A friend came to visit us and after eating homemade Belgian waffles I suggested I take her and my family to Pod Meadow, which I had discovered on a walk with Transition earlier in the week. The weather was a balmy 55F and only partially overcast.
Pod Meadow is an amazing conservation area in my town that is a hidden gem, “a sleeper,” the town naturalist calls it. It is 25 acres. You park the car on a busy road – no less than the old Native American Great Trail, which became aÂ major highway in the colonial era and is now Old Connecticut Path, or Route 126. You walk throughÂ someone’s yard, and then, suddenly, this:
Amazing, the sudden dip toward the Pond andÂ the lack of tangled shrubs under the stately trees – mostly beeches, oaks and some pines and spruce – which allows you to see right through. It gives the open and clear feel of a maintained forest, much like, I presume, the forests in the time of the Native Americans, who used to set fire to the underbrush to make hunting and travel easier.
In this forest the maintenance is done by the beavers. I don’t have the skinny on the beavers yet, but there seem to be many of them and, some worry, too many. They have dammed the Pond so that now the water reaches higher, inundating old trails and making what used to be a vernal pool (first water body in the picture above) into a part of the “full-time” pond.
The beavers clear the forest by doing this:

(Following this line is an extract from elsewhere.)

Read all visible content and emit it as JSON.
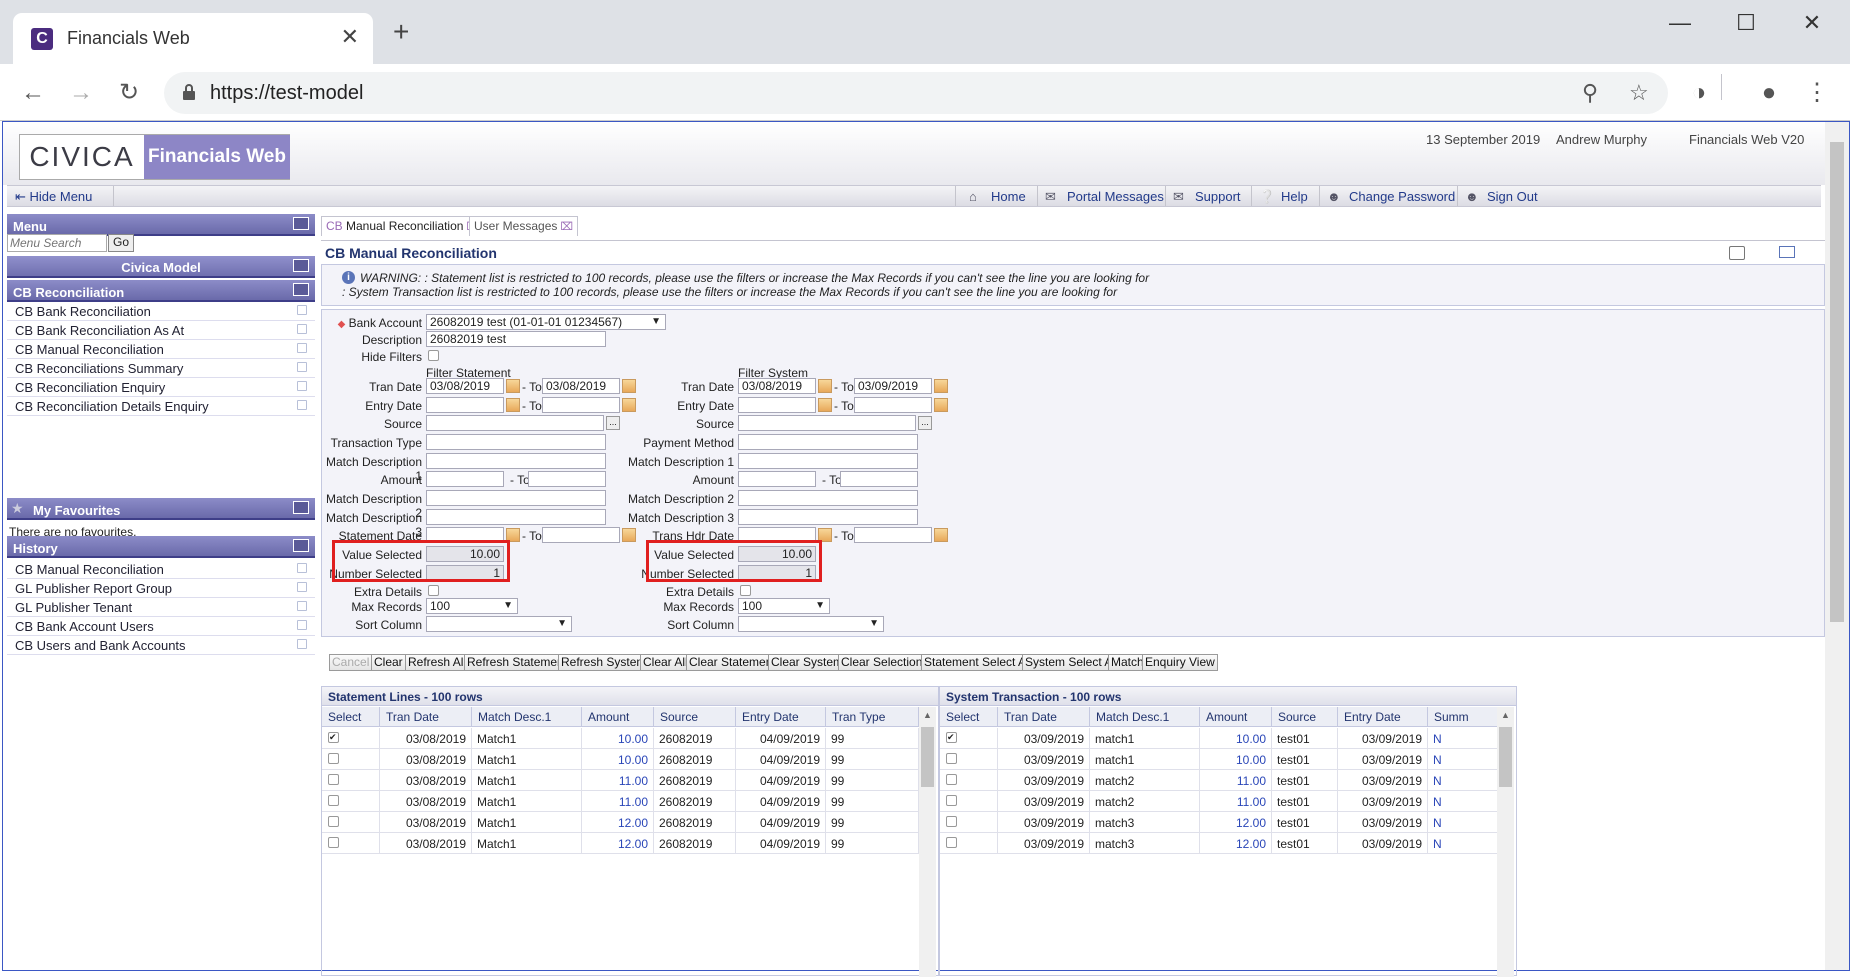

Amie couldn’t believe it. Imagine chewing through a whole tree with your teeth! There is more beaver handy toothsome work behind her: the beavers apparently like beeches the most and in this spot most of them were stripped of their bark at beaver height. It is amazing to run your finger over the scrapings. To me it is like touching the wild. Here’s an even bigger tree (an oak) being worked on:
And some more beeches:
We speculated that there must be some system or plan in their activities. Perhaps they are working up to a moment when they will tip one tree and it will take down all the others, like dominoes, in one great bang! Then they’ll have a party, say “our work is done here,” and move on.
For the moment they’re at home. This is their lodge. No sign of the inhabitants.
Seeing all this is so awesome to me, and I am eager to learn more about these animals. I’m also fascinated by the geology of the place, which is, like so much of New England, dominated by the 50,000-year-old glacier that started to retreat 15,000 to 16,000 years ago. I sometimes dream about that glacier.
Today was about Amie. At first she didn’t want to come but the moment we arrived she started running and jumping, suddenly free and wild herself. She had climbed onto this great downed oak before we knew it and DH had to scramble after her.
She also really wanted to walk on water:
She was upset at the end and I didn’t know why. She said she had “wanted to have more adventures and all we did was walk around and chat!” I will take her back after school some day and she can show me what it is that she wants to do. We can also take our journals and draw or write.
We are reading the Finn Family Moomintroll which another friend gave her and perhaps she has that landscape in mind and the adventures of Moomin and his curious friends. I can certainly understand her. When I was a kid I was always pottering around in the overgrown area (now a nature reservation) across from my parents’ house, pretending to be the last kid left on Earth, losing my boots in the bog, coming home with leaves and mud in my hair.
I would have gone on that tree too! I may still.